**Dataset records**:
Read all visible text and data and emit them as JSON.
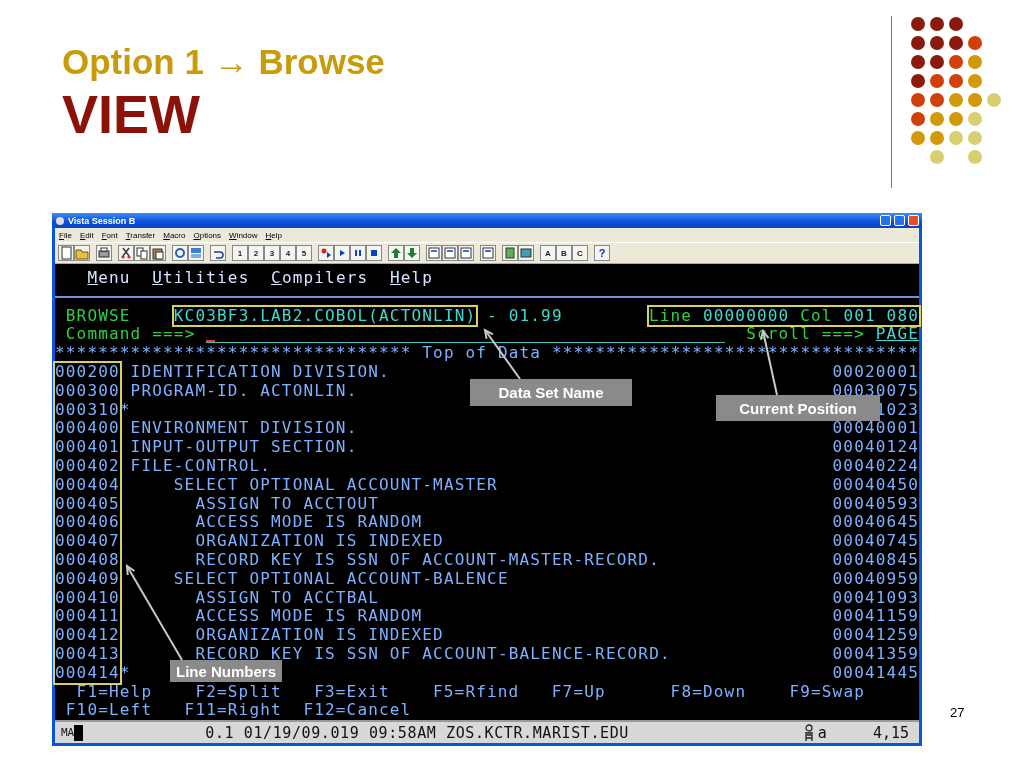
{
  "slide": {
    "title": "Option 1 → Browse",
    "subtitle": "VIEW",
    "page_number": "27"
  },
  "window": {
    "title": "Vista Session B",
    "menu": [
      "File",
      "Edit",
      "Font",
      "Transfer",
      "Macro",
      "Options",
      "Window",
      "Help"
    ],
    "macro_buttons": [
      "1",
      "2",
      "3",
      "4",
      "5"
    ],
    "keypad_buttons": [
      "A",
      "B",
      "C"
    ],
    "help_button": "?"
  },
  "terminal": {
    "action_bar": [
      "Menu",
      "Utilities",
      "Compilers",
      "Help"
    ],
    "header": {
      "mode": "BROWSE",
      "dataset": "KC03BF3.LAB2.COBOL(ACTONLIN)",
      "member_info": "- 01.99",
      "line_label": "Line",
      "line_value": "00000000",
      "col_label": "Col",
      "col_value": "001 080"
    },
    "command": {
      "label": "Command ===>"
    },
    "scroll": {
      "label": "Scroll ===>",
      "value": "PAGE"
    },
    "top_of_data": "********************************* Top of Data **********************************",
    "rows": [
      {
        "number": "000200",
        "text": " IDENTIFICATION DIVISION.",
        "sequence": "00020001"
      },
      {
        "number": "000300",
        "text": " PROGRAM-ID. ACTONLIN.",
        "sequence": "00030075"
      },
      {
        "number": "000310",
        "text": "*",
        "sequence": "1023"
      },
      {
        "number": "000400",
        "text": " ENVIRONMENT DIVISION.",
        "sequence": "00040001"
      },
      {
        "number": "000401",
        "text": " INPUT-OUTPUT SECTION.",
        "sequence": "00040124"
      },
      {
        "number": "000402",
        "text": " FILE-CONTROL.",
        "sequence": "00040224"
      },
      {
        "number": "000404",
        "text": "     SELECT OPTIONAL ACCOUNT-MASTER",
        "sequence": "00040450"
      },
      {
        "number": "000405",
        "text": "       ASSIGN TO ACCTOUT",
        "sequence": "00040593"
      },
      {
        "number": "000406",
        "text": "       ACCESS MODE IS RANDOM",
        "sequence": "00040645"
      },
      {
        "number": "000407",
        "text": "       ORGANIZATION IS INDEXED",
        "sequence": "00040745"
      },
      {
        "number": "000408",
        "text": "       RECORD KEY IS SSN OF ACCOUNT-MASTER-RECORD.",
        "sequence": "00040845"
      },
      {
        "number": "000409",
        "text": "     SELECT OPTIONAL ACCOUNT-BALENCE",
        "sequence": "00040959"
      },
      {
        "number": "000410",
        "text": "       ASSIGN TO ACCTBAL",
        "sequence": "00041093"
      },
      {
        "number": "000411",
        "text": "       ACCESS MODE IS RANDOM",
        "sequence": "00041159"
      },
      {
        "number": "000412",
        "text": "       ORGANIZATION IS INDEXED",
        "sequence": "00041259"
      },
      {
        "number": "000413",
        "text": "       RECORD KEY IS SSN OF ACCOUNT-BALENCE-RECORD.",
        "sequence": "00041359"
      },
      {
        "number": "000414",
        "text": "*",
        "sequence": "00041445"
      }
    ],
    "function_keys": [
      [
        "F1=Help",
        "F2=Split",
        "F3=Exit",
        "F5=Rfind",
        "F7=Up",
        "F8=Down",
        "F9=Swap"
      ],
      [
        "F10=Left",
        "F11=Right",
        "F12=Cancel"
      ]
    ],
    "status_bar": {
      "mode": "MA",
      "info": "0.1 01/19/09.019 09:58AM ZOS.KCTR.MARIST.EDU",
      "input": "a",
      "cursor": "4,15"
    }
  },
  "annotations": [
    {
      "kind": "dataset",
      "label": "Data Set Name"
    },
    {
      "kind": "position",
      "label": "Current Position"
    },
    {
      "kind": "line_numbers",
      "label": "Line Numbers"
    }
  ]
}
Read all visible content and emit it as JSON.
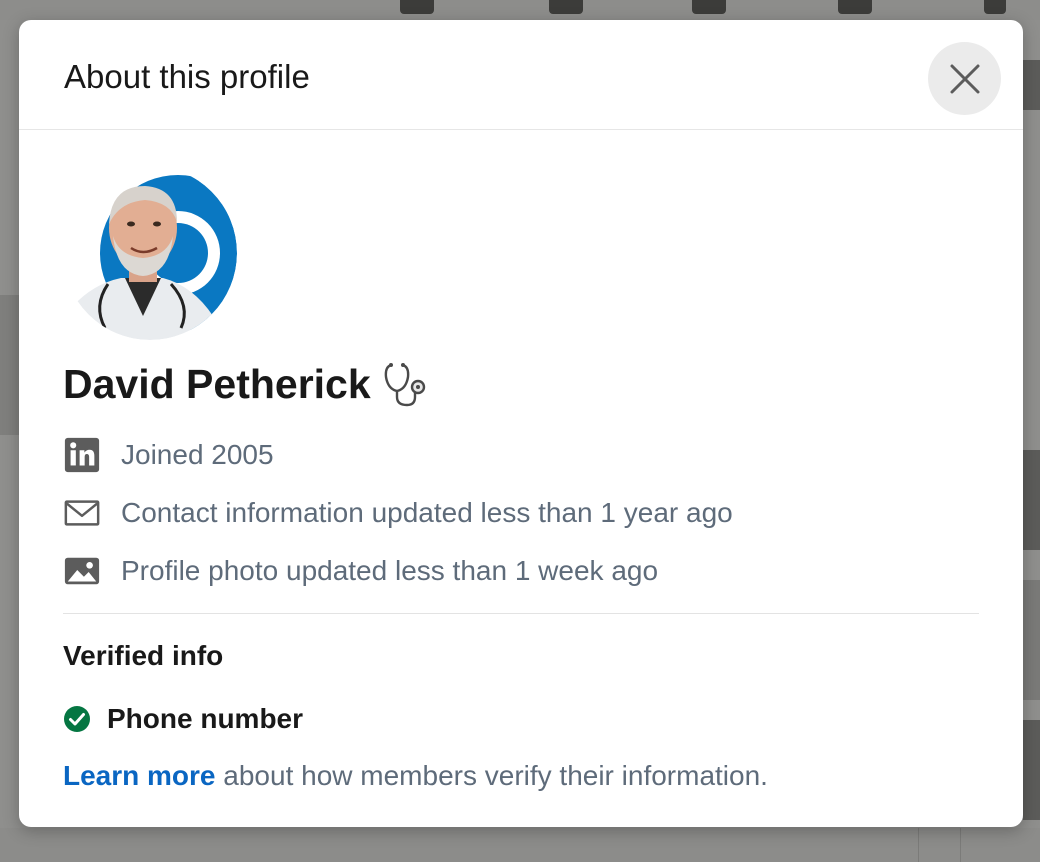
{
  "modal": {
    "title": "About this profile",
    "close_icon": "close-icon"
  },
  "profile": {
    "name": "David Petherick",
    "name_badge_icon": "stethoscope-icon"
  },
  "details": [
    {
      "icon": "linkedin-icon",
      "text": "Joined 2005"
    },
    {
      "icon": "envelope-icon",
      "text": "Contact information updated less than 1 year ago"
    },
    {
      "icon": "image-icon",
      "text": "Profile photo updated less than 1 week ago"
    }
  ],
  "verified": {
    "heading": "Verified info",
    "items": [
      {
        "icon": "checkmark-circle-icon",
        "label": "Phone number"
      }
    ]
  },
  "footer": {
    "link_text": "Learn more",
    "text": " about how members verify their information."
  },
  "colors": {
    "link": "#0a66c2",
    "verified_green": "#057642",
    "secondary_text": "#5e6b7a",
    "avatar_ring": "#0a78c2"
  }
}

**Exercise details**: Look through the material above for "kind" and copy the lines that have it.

**Your response**:
      "kind": "dataset",
      "kind": "position",
      "kind": "line_numbers",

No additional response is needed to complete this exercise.